Cost and quality trade-offs in the treatment of hypertension.
The cost-effectiveness of treatment for hypertension is positively related to the level of pretreatment blood pressure and to the level of success in achieving patient adherence to prescribed medical regimens. Opportunities to improve the cost-effectiveness of treatment include limiting treatment to patients with well-documented sustained increases in blood pressure, giving higher priority to the treatment of patients with diastolic blood pressures of 100 mm Hg and above, and relying on lower-cost medications if clinical responses to treatment permit. In patients with mild hypertension, a comparison of strategies for initiating pharmacological treatment that takes into account potential side effects as well as the costs of medications indicates a difference of $270/patient-yr between the least and most expensive alternatives. Whether the additional costs of more expensive treatment strategies are "worth it" depend on any additional health benefits actually conferred. Moreover, higher-cost strategies may have negative influences on patients' decisions to adhere to prescribed regimens or to continue in treatment.
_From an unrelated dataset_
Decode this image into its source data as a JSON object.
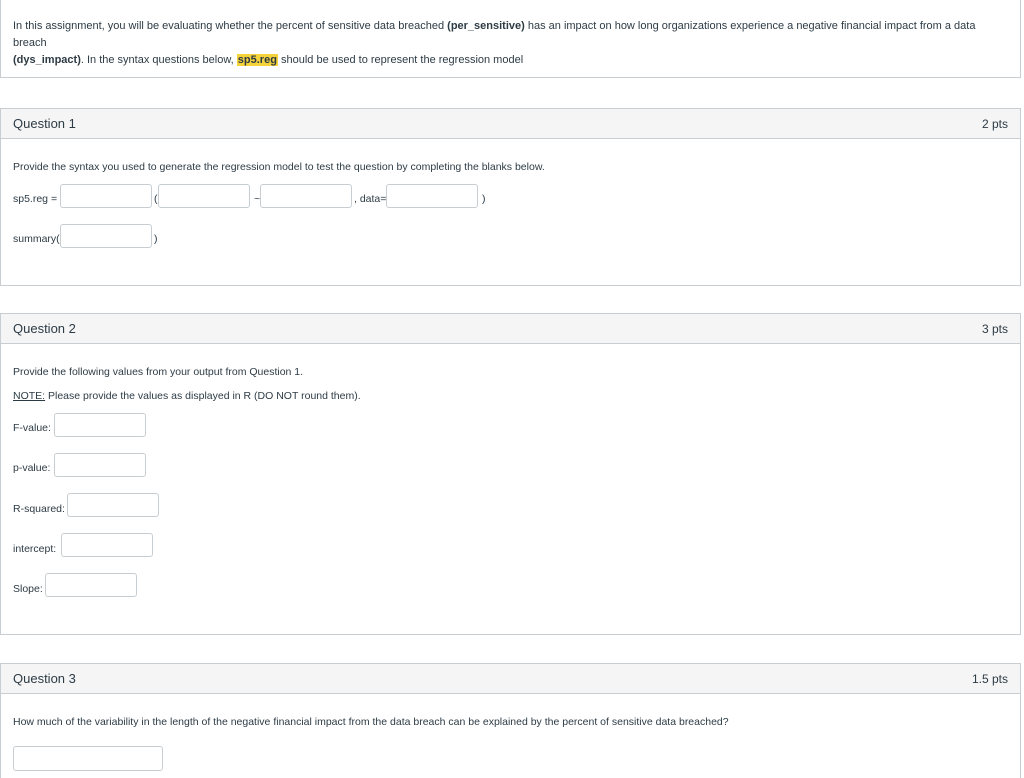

Cost is a particular problem for the treatment of chronic conditions like hypertension because of inadequate insurance coverage for medications, especially for the poor.
- Copyright © 1989 by American Heart Association